I am a Chinese person teaching Japanese in the U.S. I speak three languages everyday and constantly deal with three different cultures, so sometimes I feel that I have a triple identity.
Reflected in the digital world, I write in three languages, clearly having different audience in mind. I used to have blogs in Chinese and Japanese, which are only open to my friends. This is a space where I share my personal life in detail with many photos. I live far away from most of my closest friends, so this is a nice way to keep them updated about my status. As I became busier and busier, I no longer have the time and energy to manage the blogs and now I post my status in WeChat, a Chinese platform very similar to Facebook. Unlike blog posts, these posts are very short, just to share some special moments and random thoughts with friends.
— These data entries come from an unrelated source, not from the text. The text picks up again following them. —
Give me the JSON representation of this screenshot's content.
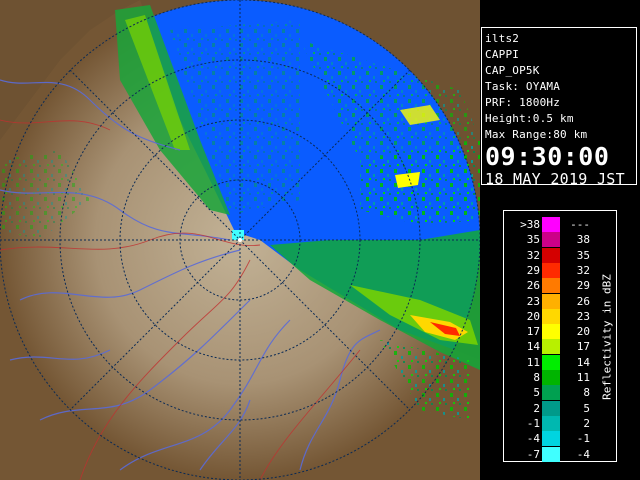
{
  "radar_view": {
    "icon": "radar-ppi-map"
  },
  "info": {
    "site": "ilts2",
    "product": "CAPPI",
    "variant": "CAP_OP5K",
    "task": "Task: OYAMA",
    "prf": "PRF: 1800Hz",
    "height": "Height:0.5 km",
    "max_range": "Max Range:80 km",
    "time": "09:30:00",
    "date": "18 MAY 2019 JST"
  },
  "legend": {
    "title": "Reflectivity in dBZ",
    "rows": [
      {
        "lo": ">38",
        "hi": "---",
        "color": "#ff00ff"
      },
      {
        "lo": "35",
        "hi": "38",
        "color": "#cc0088"
      },
      {
        "lo": "32",
        "hi": "35",
        "color": "#d40000"
      },
      {
        "lo": "29",
        "hi": "32",
        "color": "#ff2a00"
      },
      {
        "lo": "26",
        "hi": "29",
        "color": "#ff7a00"
      },
      {
        "lo": "23",
        "hi": "26",
        "color": "#ffb000"
      },
      {
        "lo": "20",
        "hi": "23",
        "color": "#ffd800"
      },
      {
        "lo": "17",
        "hi": "20",
        "color": "#ffff00"
      },
      {
        "lo": "14",
        "hi": "17",
        "color": "#b8f000"
      },
      {
        "lo": "11",
        "hi": "14",
        "color": "#00ee00"
      },
      {
        "lo": "8",
        "hi": "11",
        "color": "#00b400"
      },
      {
        "lo": "5",
        "hi": "8",
        "color": "#00a050"
      },
      {
        "lo": "2",
        "hi": "5",
        "color": "#009a8a"
      },
      {
        "lo": "-1",
        "hi": "2",
        "color": "#00b8b0"
      },
      {
        "lo": "-4",
        "hi": "-1",
        "color": "#00d4e0"
      },
      {
        "lo": "-7",
        "hi": "-4",
        "color": "#40ffff"
      }
    ]
  },
  "colors": {
    "sea": "#0a5cff",
    "land_dark": "#6e5232",
    "land_light": "#b6a488",
    "range_ring": "#0a2a55",
    "river": "#5a6bd8",
    "border": "#c03030"
  }
}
I also use Facebook, where I am more of a visitor than resident. Although most of my posts are about my personal life, compared to my posts in Chinese, I am more cautious about what I say there, since I am aware that they could affect my career (my students, colleagues, and potential collaborators, etc, may get access to my posts.)
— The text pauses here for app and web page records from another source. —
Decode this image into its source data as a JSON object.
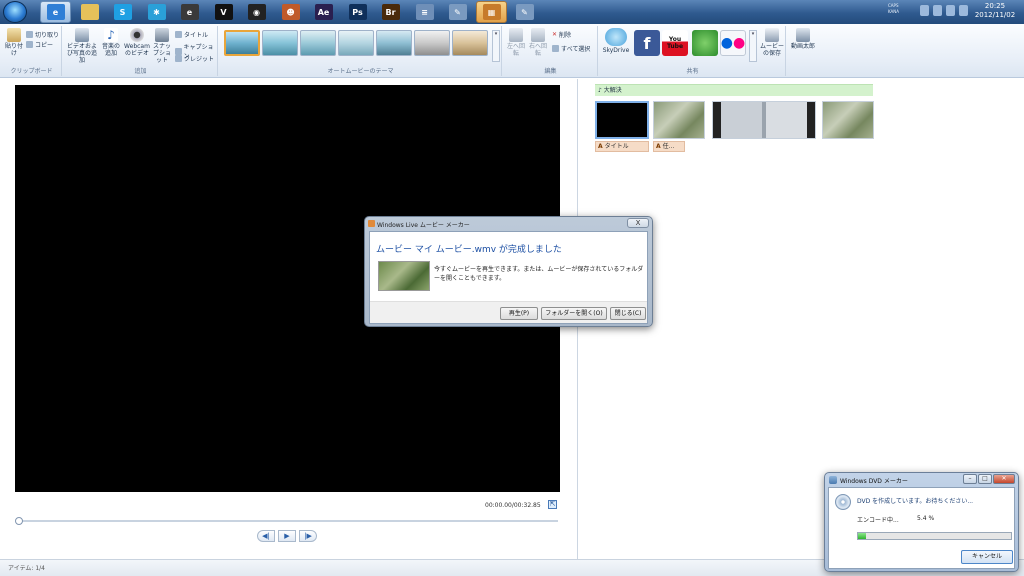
{
  "taskbar": {
    "apps": [
      {
        "name": "internet-explorer",
        "glyph": "e",
        "color": "#2f7fd6"
      },
      {
        "name": "file-explorer",
        "glyph": "",
        "color": "#e6c15a"
      },
      {
        "name": "skype",
        "glyph": "S",
        "color": "#1fa0e3"
      },
      {
        "name": "network-tool",
        "glyph": "✱",
        "color": "#2aa0d8"
      },
      {
        "name": "app-dark",
        "glyph": "e",
        "color": "#3a3a3a"
      },
      {
        "name": "app-v",
        "glyph": "V",
        "color": "#111111"
      },
      {
        "name": "media-app",
        "glyph": "◉",
        "color": "#222222"
      },
      {
        "name": "game-app",
        "glyph": "☻",
        "color": "#c05a2a"
      },
      {
        "name": "after-effects",
        "glyph": "Ae",
        "color": "#2a1f4f"
      },
      {
        "name": "photoshop",
        "glyph": "Ps",
        "color": "#0f2f5a"
      },
      {
        "name": "bridge",
        "glyph": "Br",
        "color": "#4a2a0a"
      },
      {
        "name": "document-app",
        "glyph": "≡",
        "color": "#6f8fb8"
      },
      {
        "name": "dvd-maker",
        "glyph": "✎",
        "color": "#7a9ac0"
      },
      {
        "name": "movie-maker",
        "glyph": "▦",
        "color": "#c77a2a"
      },
      {
        "name": "dvd-maker-2",
        "glyph": "✎",
        "color": "#7a9ac0"
      }
    ],
    "tray_text": "CAPS KANA",
    "clock_time": "20:25",
    "clock_date": "2012/11/02"
  },
  "ribbon": {
    "clipboard": {
      "paste": "貼り付け",
      "cut": "切り取り",
      "copy": "コピー",
      "label": "クリップボード"
    },
    "add": {
      "add_video": "ビデオおよび写真の追加",
      "add_music": "音楽の追加",
      "webcam": "Webcamのビデオ",
      "snapshot": "スナップショット",
      "title": "タイトル",
      "caption": "キャプション",
      "credit": "クレジット",
      "label": "追加"
    },
    "themes": {
      "label": "オートムービーのテーマ",
      "count": 7
    },
    "edit": {
      "rotate_left": "左へ回転",
      "rotate_right": "右へ回転",
      "remove": "削除",
      "select_all": "すべて選択",
      "label": "編集"
    },
    "share": {
      "skydrive": "SkyDrive",
      "facebook": "f",
      "youtube": "You Tube",
      "save_movie": "ムービーの保存",
      "label": "共有"
    },
    "video_tools": {
      "label": "動画太郎"
    }
  },
  "player": {
    "timecode": "00:00.00/00:32.85",
    "progress": 0.0
  },
  "storyboard": {
    "music_label": "♪ 大解決",
    "captions": [
      {
        "label": "タイトル"
      },
      {
        "label": "任…"
      }
    ]
  },
  "status": {
    "items": "アイテム: 1/4"
  },
  "dialog": {
    "title": "Windows Live ムービー メーカー",
    "close": "X",
    "heading": "ムービー マイ ムービー.wmv が完成しました",
    "message": "今すぐムービーを再生できます。または、ムービーが保存されているフォルダーを開くこともできます。",
    "buttons": {
      "play": "再生(P)",
      "open_folder": "フォルダーを開く(O)",
      "close": "閉じる(C)"
    }
  },
  "dvd": {
    "title": "Windows DVD メーカー",
    "message": "DVD を作成しています。お待ちください...",
    "status": "エンコード中...",
    "percent": "5.4 %",
    "progress": 0.054,
    "cancel": "キャンセル"
  }
}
Despite the fact that I hold reservations for exposing myself to the public online, I do feel that technology could be a powerful tool for professional use. I created a Facebook page for Japanese-speaking community at Kenyon, so that students can practice communicating with each other in Japanese. I am getting more and more information about publications, literary criticism, teaching ideas, professional development opportunities, etc, from digital sources. Internet could also be very effective for making my research works known and accessible to a much wider audience. I have not taken full advantage of technology for that use yet, but I want to improve, and that is one of the most important reasons why I am participating in this workshop.